ASH acknowledges the work done to reduce tobacco smuggling and welcomes the commitment to setting up a cross ministerial group on smuggling, and the pledge to support EU ratification of the World Health Organisation’s Illicit Trade Protocol. ASH also welcomes the Government’s intention to work with partners including health organisations such as Public Health England and ASH.

However, ASH is concerned about the use of an industry authentication system, Codentify, to tackle the illicit market given the tobacco industry’s ongoing record of complicity in the illicit market. Most recently, in November 2014, British American Tobacco (BAT) was fined £650,000 for not complying with its legal obligations to control its supply chain [2] after a Public Accounts Committee report which criticised HMRC for not taking tougher action on industry misconduct.[3] Codentify has also been criticised in a report for the WHO, which concluded that it was not compliant with the Illicit Trade Protocol requirement that ‘the tracking and tracing system has to be “controlled by the Party” (i.e. the relevant state or states)’.[4]

ASH welcomes the review of sanctions for involvement in the illicit trade, including naming and shaming, which in the past HMRC has inexplicably refused to use against the tobacco manufacturers. For example, when BAT was fined by HMRC this information was released through the media and not through HMRC, which had insisted that it should be kept confidential.

Deborah Arnott, Chief Executive of health charity ASH said:

“The Public Accounts Committee report on tobacco smuggling was very clear. The tobacco industry has continued to facilitate tobacco smuggling and HMRC has failed to challenge the manufacturers properly for their misdeeds. Although there are welcome new actions in the updated strategy, it is still not clear that HMRC has taken this crucial point fully on board. HMRC still seems far too willing to work collaboratively with the industry, rather than treating them as potential tax avoiders. HMRC’s apparent willingness to co-operate with the industry’s Codentify scheme threatens to make the industry far too influential in future action on illicit trade.”

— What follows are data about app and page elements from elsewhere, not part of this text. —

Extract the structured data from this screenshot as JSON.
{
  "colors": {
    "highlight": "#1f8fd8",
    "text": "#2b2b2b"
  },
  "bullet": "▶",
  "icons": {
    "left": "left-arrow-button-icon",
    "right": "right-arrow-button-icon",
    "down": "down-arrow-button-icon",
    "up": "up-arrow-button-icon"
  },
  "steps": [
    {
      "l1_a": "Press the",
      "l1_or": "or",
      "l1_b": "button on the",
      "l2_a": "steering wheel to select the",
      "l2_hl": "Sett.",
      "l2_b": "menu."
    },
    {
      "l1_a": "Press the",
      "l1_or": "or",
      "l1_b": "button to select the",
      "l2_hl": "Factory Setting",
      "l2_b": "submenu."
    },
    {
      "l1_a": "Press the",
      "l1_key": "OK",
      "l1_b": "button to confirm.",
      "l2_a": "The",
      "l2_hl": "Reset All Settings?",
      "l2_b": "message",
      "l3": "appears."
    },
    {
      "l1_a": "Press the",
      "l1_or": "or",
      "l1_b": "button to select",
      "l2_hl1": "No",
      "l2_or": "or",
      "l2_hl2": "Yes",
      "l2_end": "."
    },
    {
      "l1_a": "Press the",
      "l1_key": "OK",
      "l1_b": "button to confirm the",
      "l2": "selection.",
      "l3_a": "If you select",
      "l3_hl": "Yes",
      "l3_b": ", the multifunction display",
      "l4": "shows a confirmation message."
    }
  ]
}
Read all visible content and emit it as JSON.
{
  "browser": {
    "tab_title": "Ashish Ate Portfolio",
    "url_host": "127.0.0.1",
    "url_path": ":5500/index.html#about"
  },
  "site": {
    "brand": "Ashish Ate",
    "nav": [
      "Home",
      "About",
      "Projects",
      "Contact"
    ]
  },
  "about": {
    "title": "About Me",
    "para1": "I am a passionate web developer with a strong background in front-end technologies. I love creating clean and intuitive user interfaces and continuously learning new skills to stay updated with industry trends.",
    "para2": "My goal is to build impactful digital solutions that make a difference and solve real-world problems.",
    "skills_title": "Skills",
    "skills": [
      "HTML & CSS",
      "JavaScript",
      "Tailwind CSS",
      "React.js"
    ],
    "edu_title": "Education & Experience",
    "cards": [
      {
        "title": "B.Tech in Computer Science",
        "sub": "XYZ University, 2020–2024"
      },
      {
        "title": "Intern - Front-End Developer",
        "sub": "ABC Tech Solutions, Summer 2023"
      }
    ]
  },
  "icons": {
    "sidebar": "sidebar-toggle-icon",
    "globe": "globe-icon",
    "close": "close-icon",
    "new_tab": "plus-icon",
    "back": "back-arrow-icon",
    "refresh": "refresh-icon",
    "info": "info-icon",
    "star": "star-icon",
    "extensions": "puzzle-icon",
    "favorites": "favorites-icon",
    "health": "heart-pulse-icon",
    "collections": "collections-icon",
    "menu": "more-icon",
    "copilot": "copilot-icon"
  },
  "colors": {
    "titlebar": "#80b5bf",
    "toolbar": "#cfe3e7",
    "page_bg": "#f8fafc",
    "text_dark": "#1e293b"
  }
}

Notes and Links:

[1] Tackling illicit tobacco: From leaf to light. HMRC & Border Force. 24 March 2015

Para. 2.17 of The Budget report states: Tobacco duty– tackling the illicit trade. “The government is fully committed to tackling the illicit trade in tobacco to protect public finances and support health
objectives. On 24 March, HMRC and the UK Border Force will be publishing a
refreshed strategy to address this fraud and the criminality behind it.”

[2] BAT fined for oversupplying tobacco in low-tax European jurisdictions.
The Guardian 16 Nov. 2014
[3] The Public Accounts Committee. HM Revenue & customs: Progress in tackling tobacco smuggling. Twenty-third report of session 2013-14.
[4] Secretariat study of the basic requirements of the tracking and tracing regime
to be established in accordance with Article 8 of the Protocol to Eliminate Illicit Trade in Tobacco Products. Paper presented to the Conference of the Parties to the WHO Framework Convention
on Tobacco Control. 6th Conference of the Parties, Moscow, , 13–18 October 2014